"Reprogramming the City: Opportunities for Urban Infrastructure" opens at the Boston Society of Architects
Piero Manzoni: When Bodies became Art opens at the Stadel Museum
"WYSIWYG: What You See Is What You Get" opens at the Tel Aviv Museum of Art
The French Academy in Rome - Villa Medici presents "Victor Man: In un altro aprile"
Most Popular Last Seven Days
1.- The Morgan explores the Medieval world's fascinating approach to the passage of time
2.- Experts discover hidden ancient Maya structures in Guatemala
3.- Egyptian archaeologists unveil tomb of Old Kingdom priestess Hetpet
4.- The Speed Art Museum and Italian Ministry reach loan agreement on ancient calyx-krater
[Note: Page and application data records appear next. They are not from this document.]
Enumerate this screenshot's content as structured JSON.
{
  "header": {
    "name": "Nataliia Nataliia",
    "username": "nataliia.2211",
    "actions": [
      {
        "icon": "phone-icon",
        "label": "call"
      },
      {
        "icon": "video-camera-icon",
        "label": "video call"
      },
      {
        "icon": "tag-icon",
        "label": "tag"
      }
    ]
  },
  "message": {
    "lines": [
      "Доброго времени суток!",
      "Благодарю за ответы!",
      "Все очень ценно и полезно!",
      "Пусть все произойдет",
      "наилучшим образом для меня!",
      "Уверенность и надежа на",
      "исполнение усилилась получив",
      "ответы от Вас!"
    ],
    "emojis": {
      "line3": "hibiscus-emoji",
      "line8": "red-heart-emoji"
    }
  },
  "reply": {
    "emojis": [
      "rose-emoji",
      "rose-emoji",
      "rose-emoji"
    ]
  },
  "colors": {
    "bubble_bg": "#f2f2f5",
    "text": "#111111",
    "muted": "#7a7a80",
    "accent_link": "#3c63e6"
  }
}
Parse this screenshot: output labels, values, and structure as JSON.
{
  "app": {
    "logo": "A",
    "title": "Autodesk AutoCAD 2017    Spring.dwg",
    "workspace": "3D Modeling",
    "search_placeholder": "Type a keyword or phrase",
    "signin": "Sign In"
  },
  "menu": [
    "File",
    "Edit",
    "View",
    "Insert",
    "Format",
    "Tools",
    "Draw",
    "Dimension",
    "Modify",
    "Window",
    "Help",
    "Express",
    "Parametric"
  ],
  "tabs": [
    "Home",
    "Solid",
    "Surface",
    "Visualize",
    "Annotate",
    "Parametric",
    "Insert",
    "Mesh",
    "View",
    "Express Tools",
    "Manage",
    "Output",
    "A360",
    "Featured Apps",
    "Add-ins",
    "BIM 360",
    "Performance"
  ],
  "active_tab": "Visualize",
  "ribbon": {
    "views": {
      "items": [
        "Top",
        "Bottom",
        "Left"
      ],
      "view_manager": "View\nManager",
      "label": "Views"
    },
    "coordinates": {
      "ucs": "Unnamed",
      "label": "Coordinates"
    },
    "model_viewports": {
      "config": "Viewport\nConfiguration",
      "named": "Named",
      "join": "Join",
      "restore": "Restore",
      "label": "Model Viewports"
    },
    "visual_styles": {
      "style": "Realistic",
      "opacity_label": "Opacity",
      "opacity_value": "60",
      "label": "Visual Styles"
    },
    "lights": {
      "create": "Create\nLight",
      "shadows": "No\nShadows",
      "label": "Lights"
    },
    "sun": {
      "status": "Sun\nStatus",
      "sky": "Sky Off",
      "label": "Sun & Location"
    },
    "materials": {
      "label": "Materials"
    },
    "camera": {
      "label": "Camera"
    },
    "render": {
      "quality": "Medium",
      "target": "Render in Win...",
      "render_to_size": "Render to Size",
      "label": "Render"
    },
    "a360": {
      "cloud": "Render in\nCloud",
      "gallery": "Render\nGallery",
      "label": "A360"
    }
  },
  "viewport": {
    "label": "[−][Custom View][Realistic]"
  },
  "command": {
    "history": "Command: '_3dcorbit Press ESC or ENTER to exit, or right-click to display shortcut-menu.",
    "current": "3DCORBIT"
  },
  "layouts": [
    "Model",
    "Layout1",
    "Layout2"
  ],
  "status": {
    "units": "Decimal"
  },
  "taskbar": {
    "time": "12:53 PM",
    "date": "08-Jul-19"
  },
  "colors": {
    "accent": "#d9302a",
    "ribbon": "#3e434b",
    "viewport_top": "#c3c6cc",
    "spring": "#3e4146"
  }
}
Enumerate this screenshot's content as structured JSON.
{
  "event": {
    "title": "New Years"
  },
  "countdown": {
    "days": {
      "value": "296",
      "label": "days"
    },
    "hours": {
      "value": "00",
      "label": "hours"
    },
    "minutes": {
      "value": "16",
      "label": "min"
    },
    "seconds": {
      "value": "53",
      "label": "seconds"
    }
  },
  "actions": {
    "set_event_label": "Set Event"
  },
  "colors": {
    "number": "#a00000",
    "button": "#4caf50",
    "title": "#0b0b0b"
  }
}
5.- Major exhibition features artistic masterpieces from the glorious Church of the Gesù
6.- From Beowulf to Chaucer, the British Library makes 1,000 years of rich literary history freely available online
7.- Truck damages Peru's ancient Nazca lines
8.- Trish Duebber is new Coordinator of Youth Programs at Boca Raton Museum Art School
9.- Exhibition examines the way art, like language, was used to articulate a rhetoric of exclusion
10.- The Dallas Museum of Art announces gift of three major European works
Museums, Exhibits, Artists, Milestones, Digital Art, Architecture, Photography,
Photographers, Special Photos, Special Reports, Featured Stories, Auctions, Art Fairs,
Anecdotes, Art Quiz, Education, Mythology, 3D Images, Last Week, .
|Royalville Communications, Inc|
Tell a Friend
Dear User, please complete the form below in order to recommend the Artdaily newsletter to someone you know.
Please complete all fields marked *.